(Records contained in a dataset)
******************************

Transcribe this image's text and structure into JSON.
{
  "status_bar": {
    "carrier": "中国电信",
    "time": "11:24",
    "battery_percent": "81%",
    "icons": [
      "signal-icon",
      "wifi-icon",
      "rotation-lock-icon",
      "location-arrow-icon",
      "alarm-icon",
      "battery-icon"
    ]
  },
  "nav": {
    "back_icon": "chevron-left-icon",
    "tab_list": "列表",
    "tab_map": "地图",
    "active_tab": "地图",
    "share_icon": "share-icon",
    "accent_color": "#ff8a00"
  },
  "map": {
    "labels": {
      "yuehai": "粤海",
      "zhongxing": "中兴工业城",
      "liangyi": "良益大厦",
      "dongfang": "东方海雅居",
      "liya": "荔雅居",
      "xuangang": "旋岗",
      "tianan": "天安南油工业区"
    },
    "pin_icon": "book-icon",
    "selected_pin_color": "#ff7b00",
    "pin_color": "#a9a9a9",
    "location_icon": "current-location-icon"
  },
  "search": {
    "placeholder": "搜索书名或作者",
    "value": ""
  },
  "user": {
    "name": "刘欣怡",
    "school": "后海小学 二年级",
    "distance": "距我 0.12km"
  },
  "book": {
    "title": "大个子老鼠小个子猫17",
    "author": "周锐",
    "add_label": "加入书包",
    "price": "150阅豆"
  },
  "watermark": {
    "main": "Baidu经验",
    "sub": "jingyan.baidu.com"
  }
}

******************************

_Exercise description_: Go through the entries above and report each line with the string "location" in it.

_Your solution_:
      "location-arrow-icon",
    "location_icon": "current-location-icon"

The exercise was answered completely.